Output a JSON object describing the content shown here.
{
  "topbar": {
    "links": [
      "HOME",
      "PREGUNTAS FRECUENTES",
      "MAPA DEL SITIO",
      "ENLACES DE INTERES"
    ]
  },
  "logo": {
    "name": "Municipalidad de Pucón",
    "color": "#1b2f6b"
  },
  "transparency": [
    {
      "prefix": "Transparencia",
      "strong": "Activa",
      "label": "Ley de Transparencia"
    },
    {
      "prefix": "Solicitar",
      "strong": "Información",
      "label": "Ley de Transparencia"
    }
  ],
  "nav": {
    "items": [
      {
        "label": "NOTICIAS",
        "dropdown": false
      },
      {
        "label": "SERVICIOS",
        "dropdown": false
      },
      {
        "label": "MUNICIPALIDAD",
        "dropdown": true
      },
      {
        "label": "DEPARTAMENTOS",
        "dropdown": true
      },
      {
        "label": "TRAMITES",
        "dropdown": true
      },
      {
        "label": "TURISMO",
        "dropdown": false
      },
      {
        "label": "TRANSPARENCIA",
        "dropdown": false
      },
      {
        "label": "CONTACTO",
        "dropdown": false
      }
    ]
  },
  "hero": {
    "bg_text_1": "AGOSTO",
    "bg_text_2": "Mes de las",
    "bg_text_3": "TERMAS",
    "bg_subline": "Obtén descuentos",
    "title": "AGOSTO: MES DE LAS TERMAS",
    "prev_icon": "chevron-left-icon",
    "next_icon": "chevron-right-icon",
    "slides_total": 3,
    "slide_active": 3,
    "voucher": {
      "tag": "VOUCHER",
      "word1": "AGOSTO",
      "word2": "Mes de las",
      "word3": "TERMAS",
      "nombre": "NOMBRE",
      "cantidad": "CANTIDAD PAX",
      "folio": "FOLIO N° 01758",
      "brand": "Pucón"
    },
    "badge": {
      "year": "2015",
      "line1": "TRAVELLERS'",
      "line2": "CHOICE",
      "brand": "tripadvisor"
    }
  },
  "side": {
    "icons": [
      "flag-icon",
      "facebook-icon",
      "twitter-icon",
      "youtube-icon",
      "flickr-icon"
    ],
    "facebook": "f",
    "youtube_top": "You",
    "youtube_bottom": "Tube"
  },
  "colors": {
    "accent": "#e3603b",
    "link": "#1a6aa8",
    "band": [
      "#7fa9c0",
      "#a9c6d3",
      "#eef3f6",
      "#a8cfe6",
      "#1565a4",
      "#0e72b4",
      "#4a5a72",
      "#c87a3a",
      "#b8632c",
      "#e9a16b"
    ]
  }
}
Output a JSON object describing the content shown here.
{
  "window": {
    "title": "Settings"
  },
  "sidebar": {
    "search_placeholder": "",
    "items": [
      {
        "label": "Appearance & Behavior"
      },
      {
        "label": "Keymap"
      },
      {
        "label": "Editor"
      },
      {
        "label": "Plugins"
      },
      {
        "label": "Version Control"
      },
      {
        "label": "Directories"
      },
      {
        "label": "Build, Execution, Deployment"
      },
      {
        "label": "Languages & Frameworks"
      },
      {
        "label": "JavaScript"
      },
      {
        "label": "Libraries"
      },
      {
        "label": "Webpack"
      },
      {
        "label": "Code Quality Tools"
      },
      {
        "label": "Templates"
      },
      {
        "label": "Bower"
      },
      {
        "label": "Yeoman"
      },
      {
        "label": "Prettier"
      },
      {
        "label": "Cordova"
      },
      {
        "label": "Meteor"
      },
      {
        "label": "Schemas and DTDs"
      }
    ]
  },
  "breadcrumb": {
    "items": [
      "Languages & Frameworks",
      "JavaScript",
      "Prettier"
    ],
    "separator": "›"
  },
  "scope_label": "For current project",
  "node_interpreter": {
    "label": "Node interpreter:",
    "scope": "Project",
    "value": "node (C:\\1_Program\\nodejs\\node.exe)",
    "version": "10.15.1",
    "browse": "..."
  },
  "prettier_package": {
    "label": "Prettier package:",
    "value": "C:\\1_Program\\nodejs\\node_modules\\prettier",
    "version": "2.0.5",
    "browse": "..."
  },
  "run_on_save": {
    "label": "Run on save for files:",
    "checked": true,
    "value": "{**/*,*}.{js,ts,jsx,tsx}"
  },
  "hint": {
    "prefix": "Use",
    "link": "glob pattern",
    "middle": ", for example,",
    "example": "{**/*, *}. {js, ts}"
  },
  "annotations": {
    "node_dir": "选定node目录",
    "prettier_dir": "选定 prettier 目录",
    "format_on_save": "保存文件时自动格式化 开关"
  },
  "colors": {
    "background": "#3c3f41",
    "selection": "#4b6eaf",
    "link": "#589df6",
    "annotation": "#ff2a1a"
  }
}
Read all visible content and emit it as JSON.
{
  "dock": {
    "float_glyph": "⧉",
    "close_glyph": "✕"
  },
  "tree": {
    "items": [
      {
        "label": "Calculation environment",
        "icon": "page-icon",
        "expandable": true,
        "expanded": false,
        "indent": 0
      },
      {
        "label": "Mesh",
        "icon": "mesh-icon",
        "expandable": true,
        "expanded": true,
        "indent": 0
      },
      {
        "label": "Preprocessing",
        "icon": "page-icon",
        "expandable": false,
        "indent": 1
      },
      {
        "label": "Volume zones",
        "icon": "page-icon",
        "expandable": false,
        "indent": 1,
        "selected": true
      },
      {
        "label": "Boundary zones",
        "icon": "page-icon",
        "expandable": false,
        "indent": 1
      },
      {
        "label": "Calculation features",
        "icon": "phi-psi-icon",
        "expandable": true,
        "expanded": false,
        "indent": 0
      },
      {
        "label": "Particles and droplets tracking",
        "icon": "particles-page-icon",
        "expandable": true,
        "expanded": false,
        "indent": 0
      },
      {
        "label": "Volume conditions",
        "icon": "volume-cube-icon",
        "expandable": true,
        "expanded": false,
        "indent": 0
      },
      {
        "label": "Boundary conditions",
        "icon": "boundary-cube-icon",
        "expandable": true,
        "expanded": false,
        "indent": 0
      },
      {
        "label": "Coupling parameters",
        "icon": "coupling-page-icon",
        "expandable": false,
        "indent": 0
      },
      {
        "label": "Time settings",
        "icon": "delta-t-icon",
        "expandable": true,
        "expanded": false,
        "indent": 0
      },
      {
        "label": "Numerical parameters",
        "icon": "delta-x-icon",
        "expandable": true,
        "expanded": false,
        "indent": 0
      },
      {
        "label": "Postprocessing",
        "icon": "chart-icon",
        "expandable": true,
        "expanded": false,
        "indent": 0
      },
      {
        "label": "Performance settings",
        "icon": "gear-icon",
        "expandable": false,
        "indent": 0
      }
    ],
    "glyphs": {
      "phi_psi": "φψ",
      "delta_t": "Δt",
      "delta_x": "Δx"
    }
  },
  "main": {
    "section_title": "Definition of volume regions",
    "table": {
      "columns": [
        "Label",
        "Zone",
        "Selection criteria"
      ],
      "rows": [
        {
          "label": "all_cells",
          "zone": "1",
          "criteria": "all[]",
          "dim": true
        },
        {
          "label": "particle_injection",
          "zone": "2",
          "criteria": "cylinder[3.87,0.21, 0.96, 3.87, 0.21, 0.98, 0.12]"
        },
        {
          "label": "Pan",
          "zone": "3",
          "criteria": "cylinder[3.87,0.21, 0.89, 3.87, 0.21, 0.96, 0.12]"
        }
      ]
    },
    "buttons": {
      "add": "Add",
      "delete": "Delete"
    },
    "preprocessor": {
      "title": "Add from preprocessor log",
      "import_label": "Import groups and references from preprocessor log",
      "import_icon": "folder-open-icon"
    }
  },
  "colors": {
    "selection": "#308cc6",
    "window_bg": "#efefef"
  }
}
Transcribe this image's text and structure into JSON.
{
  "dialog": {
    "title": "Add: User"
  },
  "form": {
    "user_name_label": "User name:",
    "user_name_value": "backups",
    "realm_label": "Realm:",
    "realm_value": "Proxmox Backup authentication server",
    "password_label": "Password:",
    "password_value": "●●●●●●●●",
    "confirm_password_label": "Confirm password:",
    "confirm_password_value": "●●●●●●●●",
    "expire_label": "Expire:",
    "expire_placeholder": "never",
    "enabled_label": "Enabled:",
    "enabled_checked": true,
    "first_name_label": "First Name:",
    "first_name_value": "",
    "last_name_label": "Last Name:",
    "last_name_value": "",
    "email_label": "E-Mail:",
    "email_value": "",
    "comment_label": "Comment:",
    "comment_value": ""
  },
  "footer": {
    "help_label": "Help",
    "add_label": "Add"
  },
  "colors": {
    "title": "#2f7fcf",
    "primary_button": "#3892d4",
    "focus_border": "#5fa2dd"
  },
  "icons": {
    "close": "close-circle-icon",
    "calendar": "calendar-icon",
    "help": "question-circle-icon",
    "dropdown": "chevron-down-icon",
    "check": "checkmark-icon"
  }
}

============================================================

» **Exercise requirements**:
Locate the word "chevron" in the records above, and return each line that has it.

» **Output for this task**:
    "prev_icon": "chevron-left-icon",
    "next_icon": "chevron-right-icon",
    "dropdown": "chevron-down-icon",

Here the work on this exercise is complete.